Data provided section start

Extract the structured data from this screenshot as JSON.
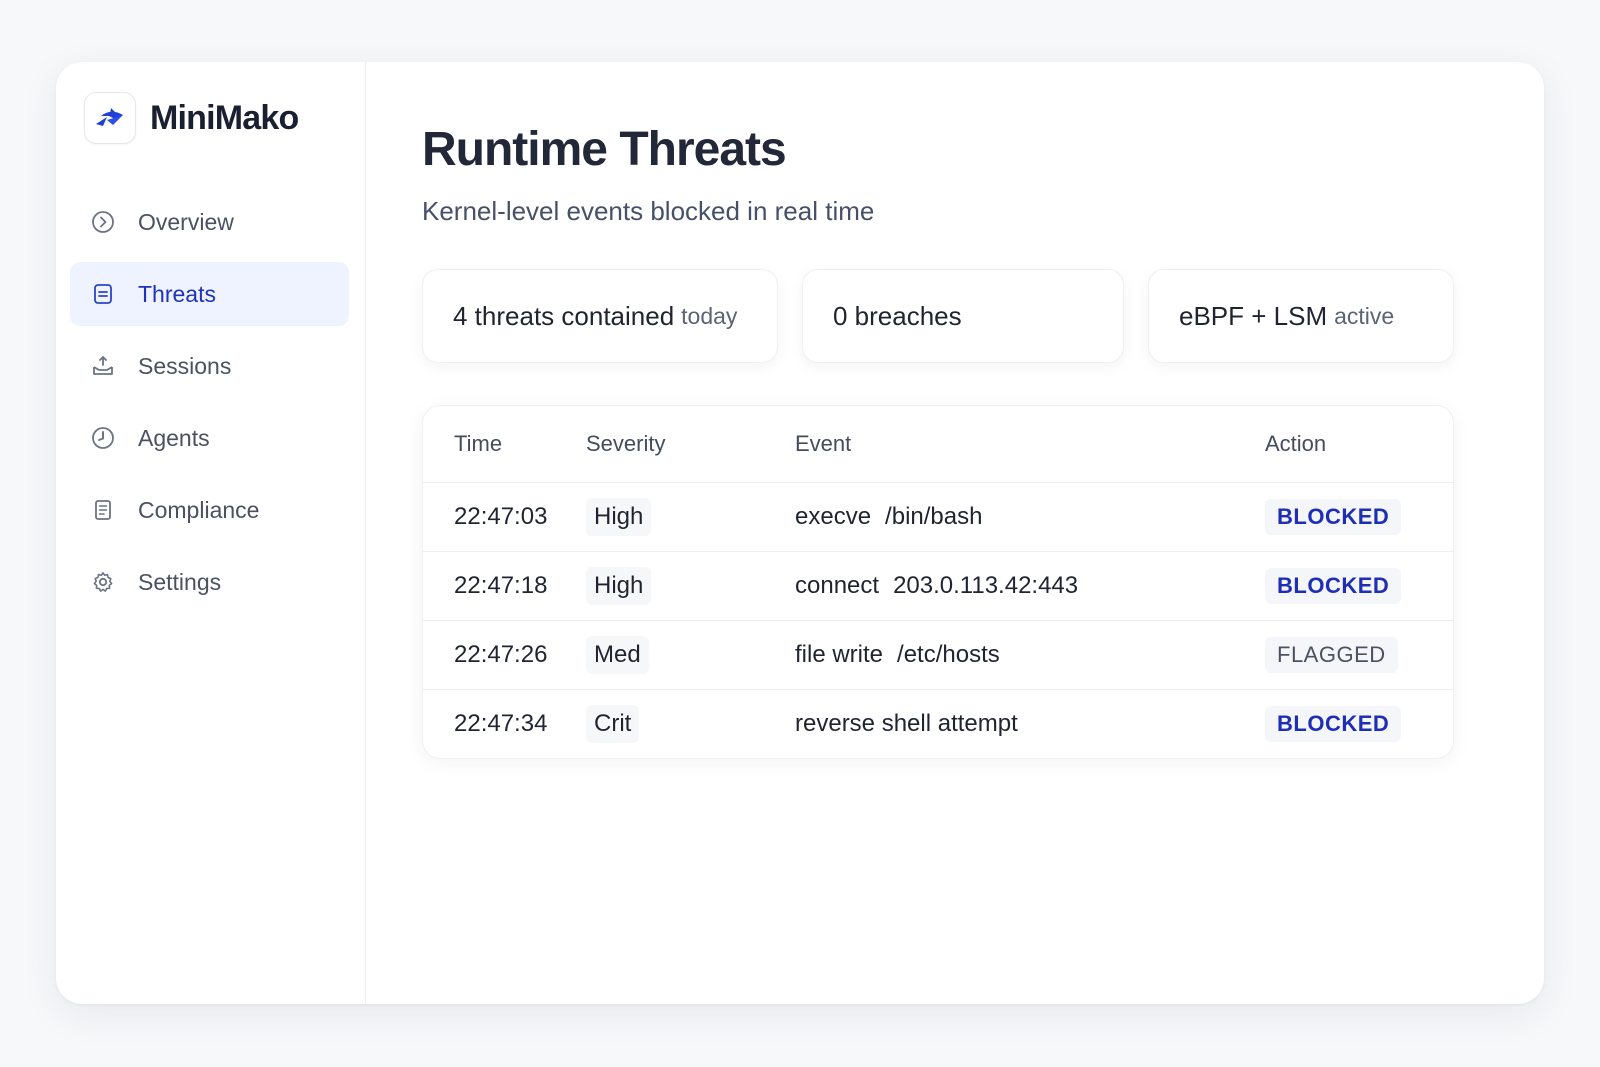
{
  "app": {
    "name": "MiniMako"
  },
  "sidebar": {
    "items": [
      {
        "label": "Overview",
        "icon": "chevron-circle-icon",
        "active": false
      },
      {
        "label": "Threats",
        "icon": "list-doc-icon",
        "active": true
      },
      {
        "label": "Sessions",
        "icon": "tray-upload-icon",
        "active": false
      },
      {
        "label": "Agents",
        "icon": "alert-clock-icon",
        "active": false
      },
      {
        "label": "Compliance",
        "icon": "document-icon",
        "active": false
      },
      {
        "label": "Settings",
        "icon": "gear-icon",
        "active": false
      }
    ]
  },
  "header": {
    "title": "Runtime Threats",
    "subtitle": "Kernel-level events blocked in real time"
  },
  "stats": [
    {
      "main": "4 threats contained",
      "muted": "today"
    },
    {
      "main": "0 breaches",
      "muted": ""
    },
    {
      "main": "eBPF + LSM",
      "muted": "active"
    }
  ],
  "table": {
    "columns": [
      "Time",
      "Severity",
      "Event",
      "Action"
    ],
    "rows": [
      {
        "time": "22:47:03",
        "severity": "High",
        "event_cmd": "execve",
        "event_arg": "/bin/bash",
        "action": "BLOCKED"
      },
      {
        "time": "22:47:18",
        "severity": "High",
        "event_cmd": "connect",
        "event_arg": "203.0.113.42:443",
        "action": "BLOCKED"
      },
      {
        "time": "22:47:26",
        "severity": "Med",
        "event_cmd": "file write",
        "event_arg": "/etc/hosts",
        "action": "FLAGGED"
      },
      {
        "time": "22:47:34",
        "severity": "Crit",
        "event_cmd": "reverse shell attempt",
        "event_arg": "",
        "action": "BLOCKED"
      }
    ]
  },
  "colors": {
    "accent": "#1e2fb6",
    "active_bg": "#eef3ff",
    "badge_bg": "#f5f6f9"
  }
}
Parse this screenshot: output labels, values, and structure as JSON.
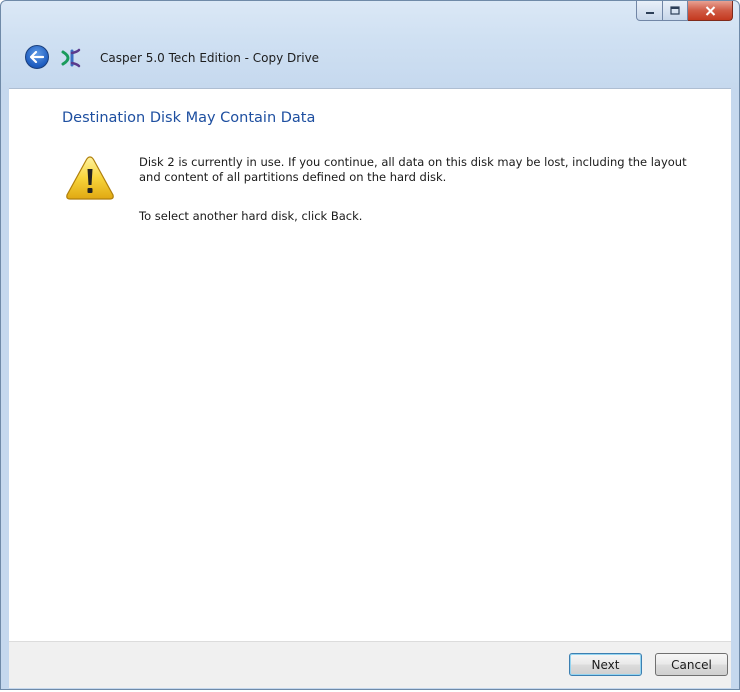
{
  "window": {
    "app_title": "Casper 5.0 Tech Edition - Copy Drive"
  },
  "icons": {
    "back": "back-arrow-icon",
    "app": "casper-app-icon",
    "warning": "warning-icon",
    "minimize": "minimize-icon",
    "maximize": "maximize-icon",
    "close": "close-icon"
  },
  "page": {
    "heading": "Destination Disk May Contain Data",
    "message": "Disk 2 is currently in use. If you continue, all data on this disk may be lost, including the layout and content of all partitions defined on the hard disk.",
    "hint": "To select another hard disk, click Back."
  },
  "footer": {
    "next_label": "Next",
    "cancel_label": "Cancel"
  },
  "colors": {
    "heading": "#1e4fa0",
    "window_frame": "#c5d8ee",
    "close_button": "#c4391f"
  }
}
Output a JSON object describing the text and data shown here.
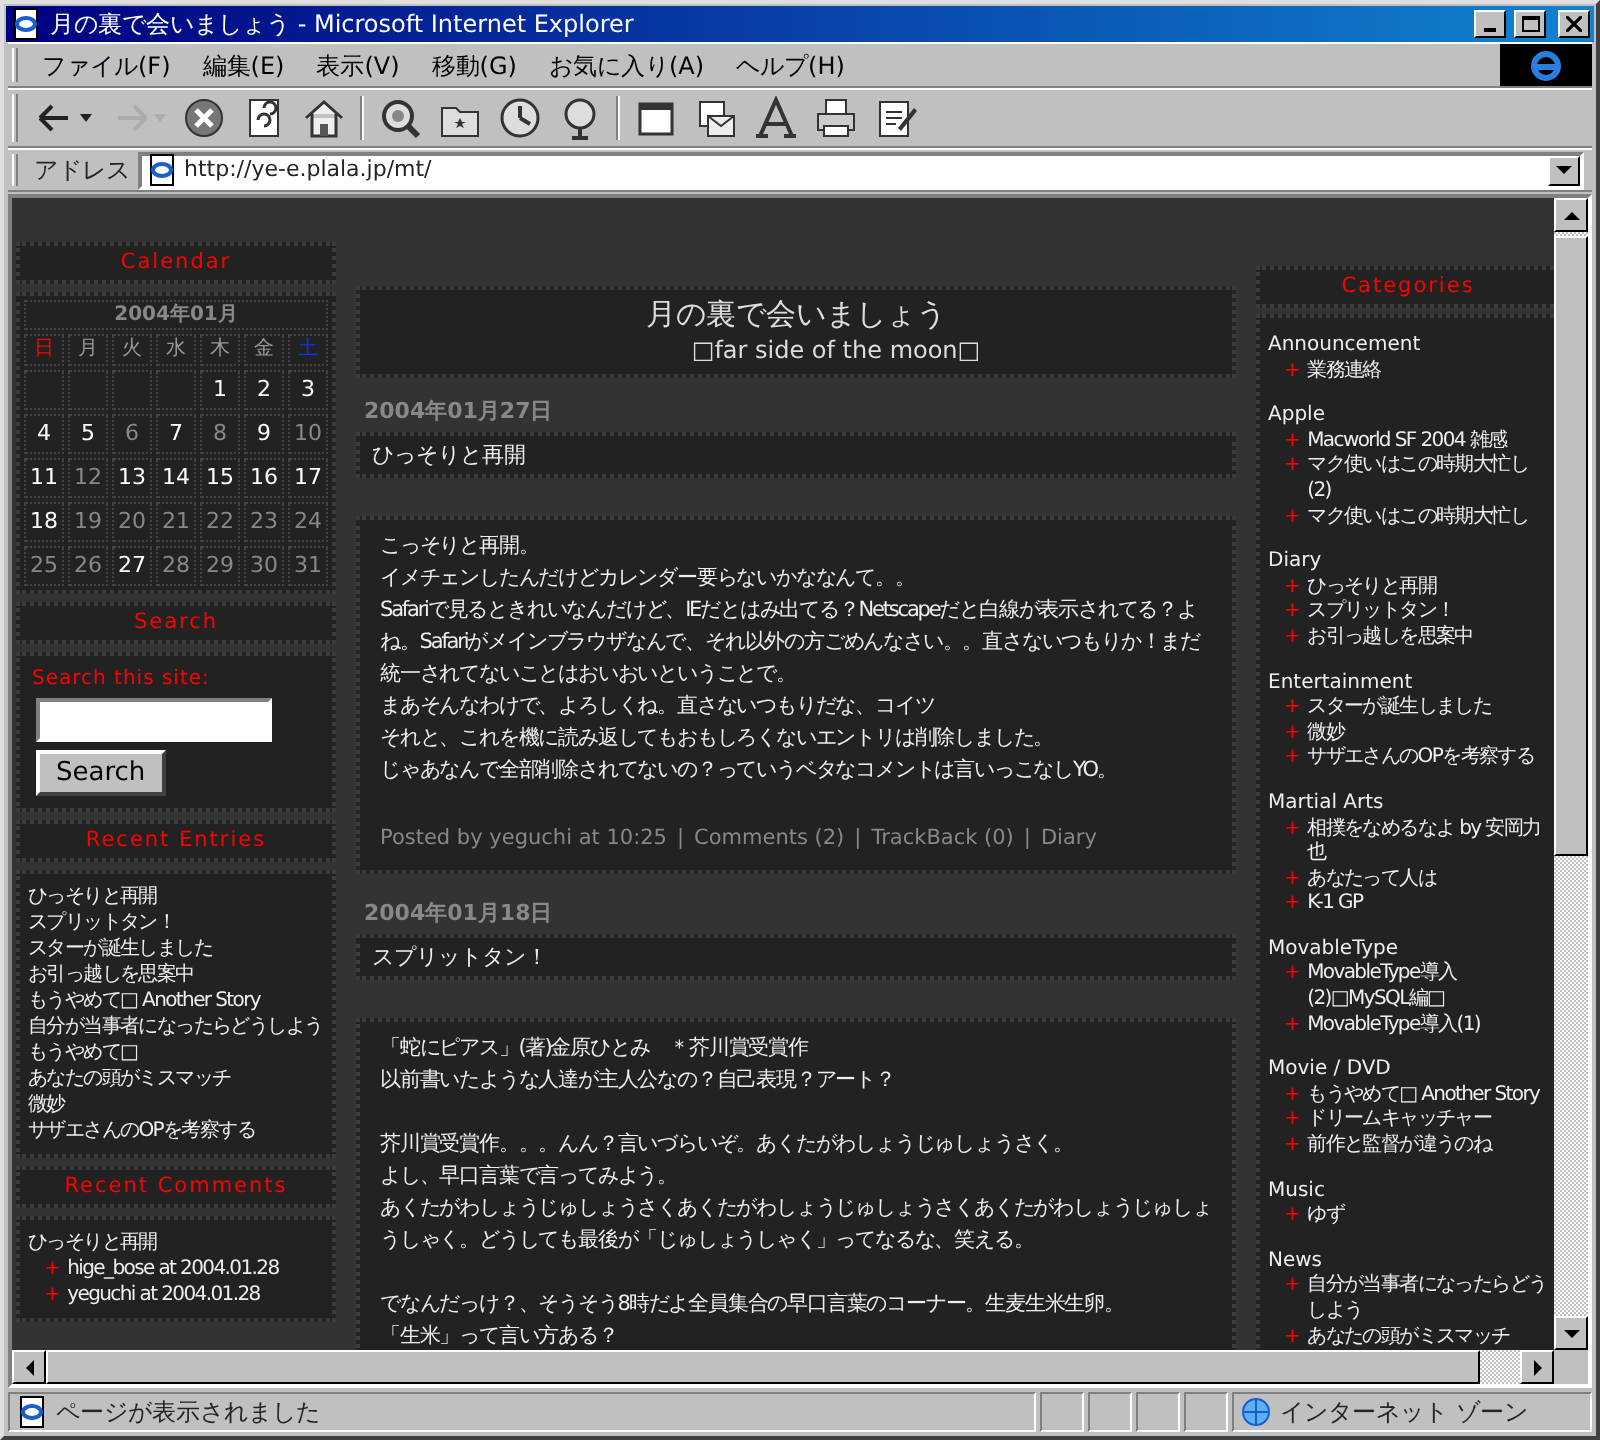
{
  "window": {
    "title": "月の裏で会いましょう - Microsoft Internet Explorer"
  },
  "menu": [
    "ファイル(F)",
    "編集(E)",
    "表示(V)",
    "移動(G)",
    "お気に入り(A)",
    "ヘルプ(H)"
  ],
  "toolbar_groups": [
    {
      "buttons": [
        {
          "kind": "back",
          "disabled": false,
          "dropdown": true
        },
        {
          "kind": "forward",
          "disabled": true,
          "dropdown": true
        },
        {
          "kind": "stop",
          "disabled": false,
          "dropdown": false
        },
        {
          "kind": "refresh",
          "disabled": false,
          "dropdown": false
        },
        {
          "kind": "home",
          "disabled": false,
          "dropdown": false
        }
      ]
    },
    {
      "buttons": [
        {
          "kind": "search",
          "disabled": false,
          "dropdown": false
        },
        {
          "kind": "favorites",
          "disabled": false,
          "dropdown": false
        },
        {
          "kind": "history",
          "disabled": false,
          "dropdown": false
        },
        {
          "kind": "channels",
          "disabled": false,
          "dropdown": false
        }
      ]
    },
    {
      "buttons": [
        {
          "kind": "fullscreen",
          "disabled": false,
          "dropdown": false
        },
        {
          "kind": "mail",
          "disabled": false,
          "dropdown": false
        },
        {
          "kind": "font",
          "disabled": false,
          "dropdown": false
        },
        {
          "kind": "print",
          "disabled": false,
          "dropdown": false
        },
        {
          "kind": "edit",
          "disabled": false,
          "dropdown": false
        }
      ]
    }
  ],
  "address": {
    "label": "アドレス",
    "value": "http://ye-e.plala.jp/mt/"
  },
  "left_sidebar": {
    "calendar": {
      "title": "Calendar",
      "month": "2004年01月",
      "weekdays": [
        {
          "label": "日",
          "color": "#ff0000"
        },
        {
          "label": "月",
          "color": "#999999"
        },
        {
          "label": "火",
          "color": "#999999"
        },
        {
          "label": "水",
          "color": "#999999"
        },
        {
          "label": "木",
          "color": "#999999"
        },
        {
          "label": "金",
          "color": "#999999"
        },
        {
          "label": "土",
          "color": "#0033ff"
        }
      ],
      "days": [
        {
          "kind": "blank"
        },
        {
          "kind": "blank"
        },
        {
          "kind": "blank"
        },
        {
          "kind": "blank"
        },
        {
          "kind": "day",
          "label": "1",
          "linked": true
        },
        {
          "kind": "day",
          "label": "2",
          "linked": true
        },
        {
          "kind": "day",
          "label": "3",
          "linked": true
        },
        {
          "kind": "day",
          "label": "4",
          "linked": true
        },
        {
          "kind": "day",
          "label": "5",
          "linked": true
        },
        {
          "kind": "day",
          "label": "6",
          "linked": false
        },
        {
          "kind": "day",
          "label": "7",
          "linked": true
        },
        {
          "kind": "day",
          "label": "8",
          "linked": false
        },
        {
          "kind": "day",
          "label": "9",
          "linked": true
        },
        {
          "kind": "day",
          "label": "10",
          "linked": false
        },
        {
          "kind": "day",
          "label": "11",
          "linked": true
        },
        {
          "kind": "day",
          "label": "12",
          "linked": false
        },
        {
          "kind": "day",
          "label": "13",
          "linked": true
        },
        {
          "kind": "day",
          "label": "14",
          "linked": true
        },
        {
          "kind": "day",
          "label": "15",
          "linked": true
        },
        {
          "kind": "day",
          "label": "16",
          "linked": true
        },
        {
          "kind": "day",
          "label": "17",
          "linked": true
        },
        {
          "kind": "day",
          "label": "18",
          "linked": true
        },
        {
          "kind": "day",
          "label": "19",
          "linked": false
        },
        {
          "kind": "day",
          "label": "20",
          "linked": false
        },
        {
          "kind": "day",
          "label": "21",
          "linked": false
        },
        {
          "kind": "day",
          "label": "22",
          "linked": false
        },
        {
          "kind": "day",
          "label": "23",
          "linked": false
        },
        {
          "kind": "day",
          "label": "24",
          "linked": false
        },
        {
          "kind": "day",
          "label": "25",
          "linked": false
        },
        {
          "kind": "day",
          "label": "26",
          "linked": false
        },
        {
          "kind": "day",
          "label": "27",
          "linked": true
        },
        {
          "kind": "day",
          "label": "28",
          "linked": false
        },
        {
          "kind": "day",
          "label": "29",
          "linked": false
        },
        {
          "kind": "day",
          "label": "30",
          "linked": false
        },
        {
          "kind": "day",
          "label": "31",
          "linked": false
        }
      ]
    },
    "search": {
      "title": "Search",
      "label": "Search this site:",
      "button": "Search"
    },
    "recent_entries": {
      "title": "Recent Entries",
      "items": [
        "ひっそりと再開",
        "スプリットタン！",
        "スターが誕生しました",
        "お引っ越しを思案中",
        "もうやめて□ Another Story",
        "自分が当事者になったらどうしよう",
        "もうやめて□",
        "あなたの頭がミスマッチ",
        "微妙",
        "サザエさんのOPを考察する"
      ]
    },
    "recent_comments": {
      "title": "Recent Comments",
      "marker": "+",
      "entries": [
        {
          "title": "ひっそりと再開",
          "comments": [
            "hige_bose  at 2004.01.28",
            "yeguchi  at 2004.01.28"
          ]
        }
      ]
    }
  },
  "main": {
    "header": {
      "title": "月の裏で会いましょう",
      "subtitle": "□far side of the moon□"
    },
    "posts": [
      {
        "date": "2004年01月27日",
        "title": "ひっそりと再開",
        "paragraphs": [
          [
            "こっそりと再開。",
            "イメチェンしたんだけどカレンダー要らないかななんて。。",
            "Safariで見るときれいなんだけど、IEだとはみ出てる？Netscapeだと白線が表示されてる？よね。Safariがメインブラウザなんで、それ以外の方ごめんなさい。。直さないつもりか！まだ統一されてないことはおいおいということで。",
            "まあそんなわけで、よろしくね。直さないつもりだな、コイツ",
            "それと、これを機に読み返してもおもしろくないエントリは削除しました。",
            "じゃあなんで全部削除されてないの？っていうベタなコメントは言いっこなしYO。"
          ]
        ],
        "footer": {
          "text": "Posted by yeguchi at 10:25",
          "separator": "|",
          "links": [
            "Comments (2)",
            "TrackBack (0)",
            "Diary"
          ]
        }
      },
      {
        "date": "2004年01月18日",
        "title": "スプリットタン！",
        "paragraphs": [
          [
            "「蛇にピアス」(著)金原ひとみ　＊芥川賞受賞作",
            "以前書いたような人達が主人公なの？自己表現？アート？"
          ],
          [
            "芥川賞受賞作。。。んん？言いづらいぞ。あくたがわしょうじゅしょうさく。",
            "よし、早口言葉で言ってみよう。",
            "あくたがわしょうじゅしょうさくあくたがわしょうじゅしょうさくあくたがわしょうじゅしょうしゃく。どうしても最後が「じゅしょうしゃく」ってなるな、笑える。"
          ],
          [
            "でなんだっけ？、そうそう8時だよ全員集合の早口言葉のコーナー。生麦生米生卵。",
            "「生米」って言い方ある？"
          ]
        ]
      }
    ]
  },
  "right_sidebar": {
    "categories": {
      "title": "Categories",
      "marker": "+",
      "groups": [
        {
          "name": "Announcement",
          "items": [
            "業務連絡"
          ]
        },
        {
          "name": "Apple",
          "items": [
            "Macworld SF 2004 雑感",
            "マク使いはこの時期大忙し(2)",
            "マク使いはこの時期大忙し"
          ]
        },
        {
          "name": "Diary",
          "items": [
            "ひっそりと再開",
            "スプリットタン！",
            "お引っ越しを思案中"
          ]
        },
        {
          "name": "Entertainment",
          "items": [
            "スターが誕生しました",
            "微妙",
            "サザエさんのOPを考察する"
          ]
        },
        {
          "name": "Martial Arts",
          "items": [
            "相撲をなめるなよ by 安岡力也",
            "あなたって人は",
            "K-1 GP"
          ]
        },
        {
          "name": "MovableType",
          "items": [
            "MovableType導入(2)□MySQL編□",
            "MovableType導入(1)"
          ]
        },
        {
          "name": "Movie / DVD",
          "items": [
            "もうやめて□ Another Story",
            "ドリームキャッチャー",
            "前作と監督が違うのね"
          ]
        },
        {
          "name": "Music",
          "items": [
            "ゆず"
          ]
        },
        {
          "name": "News",
          "items": [
            "自分が当事者になったらどうしよう",
            "あなたの頭がミスマッチ"
          ]
        }
      ]
    }
  },
  "status_bar": {
    "text": "ページが表示されました",
    "zone": "インターネット ゾーン"
  }
}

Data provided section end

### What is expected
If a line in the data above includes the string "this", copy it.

### Exercise result
Extract the structured data from this screenshot as JSON.
Parse this screenshot: output labels, values, and structure as JSON.
    "message": "Disk 2 is currently in use. If you continue, all data on this disk may be lost, including the layout and content of all partitions defined on the hard disk.",
      "label": "Search this site:",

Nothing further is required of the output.